“Deactivation has become a very common practice during the past year, particularly for dealers that aren’t sending enough business to the lender,” says Sheridan. Deactivated dealers should immediately call the financing company to find out the reasons behind the decision, and then work to rectify the situation. If, for example, a lender pulls the plug because  it feels a dealer isn’t meeting expected deal levels, then it may be time for the latter to reassess just how important that lender is for the company, and whether the relationship is worth saving.

The Stress Factor

Sheridan says dealers should also look to open lines of communication with lenders and make them two-way streets, despite the fact that they haven’t histori- cally worked that way. “Go back and ask them what’s going on in their business, whether they’re tightening up lending standards and how those changes will affect internal underwriting practices,” says Sheridan. “With financial institutions under a tremendous amount of stress right now, the smart dealers are picking up the phone to find out what’s going on.”

Going forward, expect to see tighter lending practices forcing dealers to continue re-evaluating the financial institutions that their customers do business with. By taking proactive measures when working with new and prospective lenders — and when structuring the deals themselves — Sheridan says dealers can be better prepared to handle any changes that come their way. “This is going to force dealers to react quickly,” he says. “Hopefully the close relationships they have with their lenders will see them through, otherwise it could result in further funding problems.”

Posted in Building Partnerships

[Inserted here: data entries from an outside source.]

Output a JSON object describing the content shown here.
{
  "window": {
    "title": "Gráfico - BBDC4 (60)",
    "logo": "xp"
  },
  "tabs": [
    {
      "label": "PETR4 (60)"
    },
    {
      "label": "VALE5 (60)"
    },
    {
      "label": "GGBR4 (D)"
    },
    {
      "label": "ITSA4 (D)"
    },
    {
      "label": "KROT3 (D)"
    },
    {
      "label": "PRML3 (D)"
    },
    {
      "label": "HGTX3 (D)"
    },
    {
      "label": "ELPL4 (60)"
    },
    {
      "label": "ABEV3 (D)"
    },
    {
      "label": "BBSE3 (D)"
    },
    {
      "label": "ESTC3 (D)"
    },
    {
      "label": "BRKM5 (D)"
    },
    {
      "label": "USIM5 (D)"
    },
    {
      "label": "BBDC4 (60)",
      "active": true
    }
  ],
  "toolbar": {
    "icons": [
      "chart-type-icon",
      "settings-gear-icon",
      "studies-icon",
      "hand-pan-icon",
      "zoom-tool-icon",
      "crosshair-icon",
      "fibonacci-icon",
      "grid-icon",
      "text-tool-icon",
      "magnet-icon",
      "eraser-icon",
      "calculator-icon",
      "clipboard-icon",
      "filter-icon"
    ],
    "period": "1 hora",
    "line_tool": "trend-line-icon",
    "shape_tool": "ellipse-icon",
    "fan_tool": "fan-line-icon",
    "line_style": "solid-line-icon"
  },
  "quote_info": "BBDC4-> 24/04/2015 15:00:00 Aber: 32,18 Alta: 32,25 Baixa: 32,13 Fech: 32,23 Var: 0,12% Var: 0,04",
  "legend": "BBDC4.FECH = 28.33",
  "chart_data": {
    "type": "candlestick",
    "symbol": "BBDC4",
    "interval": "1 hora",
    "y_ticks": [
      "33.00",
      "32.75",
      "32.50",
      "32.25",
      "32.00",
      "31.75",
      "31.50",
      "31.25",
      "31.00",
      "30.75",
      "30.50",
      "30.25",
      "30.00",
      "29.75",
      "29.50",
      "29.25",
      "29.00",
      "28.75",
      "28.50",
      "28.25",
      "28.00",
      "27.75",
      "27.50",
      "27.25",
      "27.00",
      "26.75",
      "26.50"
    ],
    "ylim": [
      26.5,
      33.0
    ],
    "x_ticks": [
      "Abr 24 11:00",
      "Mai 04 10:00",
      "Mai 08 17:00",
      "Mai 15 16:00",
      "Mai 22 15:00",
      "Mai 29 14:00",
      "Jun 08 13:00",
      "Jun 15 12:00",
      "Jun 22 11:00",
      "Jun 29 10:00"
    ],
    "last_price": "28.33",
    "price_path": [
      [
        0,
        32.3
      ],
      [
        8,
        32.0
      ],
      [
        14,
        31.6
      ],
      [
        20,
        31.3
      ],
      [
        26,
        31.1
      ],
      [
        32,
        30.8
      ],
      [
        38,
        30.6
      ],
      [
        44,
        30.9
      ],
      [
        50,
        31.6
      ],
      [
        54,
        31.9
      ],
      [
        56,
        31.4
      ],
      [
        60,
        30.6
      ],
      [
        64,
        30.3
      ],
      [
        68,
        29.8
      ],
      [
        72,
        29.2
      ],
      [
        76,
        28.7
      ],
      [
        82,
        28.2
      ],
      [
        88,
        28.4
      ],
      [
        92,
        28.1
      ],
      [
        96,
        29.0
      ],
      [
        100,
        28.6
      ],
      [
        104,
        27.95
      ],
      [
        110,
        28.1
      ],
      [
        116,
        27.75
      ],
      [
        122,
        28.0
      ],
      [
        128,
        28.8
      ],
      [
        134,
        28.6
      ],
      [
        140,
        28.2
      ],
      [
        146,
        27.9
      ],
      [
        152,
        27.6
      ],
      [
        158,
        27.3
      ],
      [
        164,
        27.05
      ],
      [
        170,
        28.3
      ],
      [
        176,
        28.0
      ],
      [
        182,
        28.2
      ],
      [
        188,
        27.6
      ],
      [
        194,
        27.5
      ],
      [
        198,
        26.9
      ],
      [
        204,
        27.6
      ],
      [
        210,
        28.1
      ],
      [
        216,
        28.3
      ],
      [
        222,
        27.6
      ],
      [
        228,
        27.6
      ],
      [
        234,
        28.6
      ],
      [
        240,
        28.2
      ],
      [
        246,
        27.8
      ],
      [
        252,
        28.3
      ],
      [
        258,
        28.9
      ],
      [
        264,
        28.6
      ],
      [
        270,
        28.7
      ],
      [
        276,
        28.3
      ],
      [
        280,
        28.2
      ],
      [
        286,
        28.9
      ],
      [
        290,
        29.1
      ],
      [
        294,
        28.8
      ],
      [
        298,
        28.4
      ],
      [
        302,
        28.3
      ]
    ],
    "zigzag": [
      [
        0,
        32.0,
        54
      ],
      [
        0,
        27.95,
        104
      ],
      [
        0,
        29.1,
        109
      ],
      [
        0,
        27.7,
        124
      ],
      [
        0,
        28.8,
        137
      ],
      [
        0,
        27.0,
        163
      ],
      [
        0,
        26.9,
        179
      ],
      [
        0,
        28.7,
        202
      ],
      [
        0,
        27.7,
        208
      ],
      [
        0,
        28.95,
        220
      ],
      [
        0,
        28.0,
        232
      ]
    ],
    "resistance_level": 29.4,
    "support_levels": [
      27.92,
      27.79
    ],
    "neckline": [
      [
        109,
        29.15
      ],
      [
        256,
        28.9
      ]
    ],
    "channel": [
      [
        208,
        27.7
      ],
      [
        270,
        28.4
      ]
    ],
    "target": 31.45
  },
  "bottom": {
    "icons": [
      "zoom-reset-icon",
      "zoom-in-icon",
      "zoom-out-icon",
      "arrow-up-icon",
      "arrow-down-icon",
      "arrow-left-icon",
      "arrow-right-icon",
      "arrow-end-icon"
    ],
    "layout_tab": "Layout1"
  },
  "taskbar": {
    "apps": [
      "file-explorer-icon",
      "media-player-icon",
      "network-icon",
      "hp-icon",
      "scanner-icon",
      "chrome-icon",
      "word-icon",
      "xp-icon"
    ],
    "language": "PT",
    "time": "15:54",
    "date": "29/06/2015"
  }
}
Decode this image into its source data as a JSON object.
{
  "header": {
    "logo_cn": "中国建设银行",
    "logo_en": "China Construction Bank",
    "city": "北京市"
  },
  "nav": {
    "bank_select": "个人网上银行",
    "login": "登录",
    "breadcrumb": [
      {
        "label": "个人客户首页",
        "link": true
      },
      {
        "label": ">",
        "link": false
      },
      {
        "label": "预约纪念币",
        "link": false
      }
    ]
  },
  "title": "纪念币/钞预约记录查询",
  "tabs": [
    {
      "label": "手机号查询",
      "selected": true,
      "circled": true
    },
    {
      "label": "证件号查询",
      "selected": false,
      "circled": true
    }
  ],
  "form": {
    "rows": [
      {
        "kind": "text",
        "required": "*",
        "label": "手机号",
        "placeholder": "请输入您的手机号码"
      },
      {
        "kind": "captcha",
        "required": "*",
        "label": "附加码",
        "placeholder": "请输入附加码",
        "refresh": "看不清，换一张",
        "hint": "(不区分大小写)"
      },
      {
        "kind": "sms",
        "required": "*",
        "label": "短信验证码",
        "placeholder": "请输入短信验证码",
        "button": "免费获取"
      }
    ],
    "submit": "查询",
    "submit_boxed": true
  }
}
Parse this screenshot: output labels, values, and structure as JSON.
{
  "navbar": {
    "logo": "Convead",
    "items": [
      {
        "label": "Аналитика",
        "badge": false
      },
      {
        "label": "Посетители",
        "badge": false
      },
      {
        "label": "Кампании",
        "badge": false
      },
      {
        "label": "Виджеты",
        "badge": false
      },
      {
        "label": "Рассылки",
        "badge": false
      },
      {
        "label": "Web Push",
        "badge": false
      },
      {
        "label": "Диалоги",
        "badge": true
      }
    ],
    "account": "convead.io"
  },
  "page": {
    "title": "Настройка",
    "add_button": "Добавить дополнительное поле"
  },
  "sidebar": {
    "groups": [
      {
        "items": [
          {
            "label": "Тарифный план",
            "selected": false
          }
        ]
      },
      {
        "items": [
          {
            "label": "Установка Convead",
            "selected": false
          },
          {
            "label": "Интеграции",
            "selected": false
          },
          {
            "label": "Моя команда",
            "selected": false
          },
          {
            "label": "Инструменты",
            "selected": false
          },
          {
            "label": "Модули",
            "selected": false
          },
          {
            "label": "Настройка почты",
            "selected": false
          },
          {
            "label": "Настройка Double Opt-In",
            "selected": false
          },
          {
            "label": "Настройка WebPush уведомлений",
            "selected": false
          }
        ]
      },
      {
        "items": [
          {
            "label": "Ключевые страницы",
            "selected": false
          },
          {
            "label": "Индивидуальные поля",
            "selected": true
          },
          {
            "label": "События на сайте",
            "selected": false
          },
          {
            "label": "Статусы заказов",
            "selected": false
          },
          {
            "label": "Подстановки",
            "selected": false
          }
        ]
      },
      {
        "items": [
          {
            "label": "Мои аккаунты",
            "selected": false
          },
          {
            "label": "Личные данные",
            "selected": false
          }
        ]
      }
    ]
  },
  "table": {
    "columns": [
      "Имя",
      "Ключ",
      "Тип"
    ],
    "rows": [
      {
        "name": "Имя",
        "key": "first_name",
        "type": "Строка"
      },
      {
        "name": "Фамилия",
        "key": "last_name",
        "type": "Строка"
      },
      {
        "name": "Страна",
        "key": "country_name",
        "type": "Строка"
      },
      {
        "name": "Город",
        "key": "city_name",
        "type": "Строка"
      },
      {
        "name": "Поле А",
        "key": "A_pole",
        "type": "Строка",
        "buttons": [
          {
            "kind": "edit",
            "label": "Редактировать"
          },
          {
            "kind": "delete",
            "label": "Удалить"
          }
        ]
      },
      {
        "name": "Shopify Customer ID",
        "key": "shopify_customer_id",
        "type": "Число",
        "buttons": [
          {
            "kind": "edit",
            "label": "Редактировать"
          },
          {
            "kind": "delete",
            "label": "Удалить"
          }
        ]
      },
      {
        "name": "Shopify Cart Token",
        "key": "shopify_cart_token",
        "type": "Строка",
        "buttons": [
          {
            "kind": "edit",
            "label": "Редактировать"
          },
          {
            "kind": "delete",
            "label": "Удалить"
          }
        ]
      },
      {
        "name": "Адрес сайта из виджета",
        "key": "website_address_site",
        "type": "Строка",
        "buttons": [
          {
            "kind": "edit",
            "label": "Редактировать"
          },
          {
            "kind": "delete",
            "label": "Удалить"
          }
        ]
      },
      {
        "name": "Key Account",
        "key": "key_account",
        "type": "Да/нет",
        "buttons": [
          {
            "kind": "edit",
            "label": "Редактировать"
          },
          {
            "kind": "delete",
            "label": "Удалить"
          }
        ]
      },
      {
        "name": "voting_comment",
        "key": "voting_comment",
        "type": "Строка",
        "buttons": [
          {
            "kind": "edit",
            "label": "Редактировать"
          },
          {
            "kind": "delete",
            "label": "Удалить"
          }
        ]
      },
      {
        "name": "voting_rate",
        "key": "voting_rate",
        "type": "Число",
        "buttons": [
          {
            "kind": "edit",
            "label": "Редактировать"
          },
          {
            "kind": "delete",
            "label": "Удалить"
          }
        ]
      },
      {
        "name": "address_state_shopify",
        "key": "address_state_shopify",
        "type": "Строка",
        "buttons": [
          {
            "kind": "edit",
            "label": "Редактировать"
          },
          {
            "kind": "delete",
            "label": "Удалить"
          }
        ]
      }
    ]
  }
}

Written by

Enjoy this Post?

Remember to subscribe to our RSS Feed and if you would like, please share this post.

Leave a Reply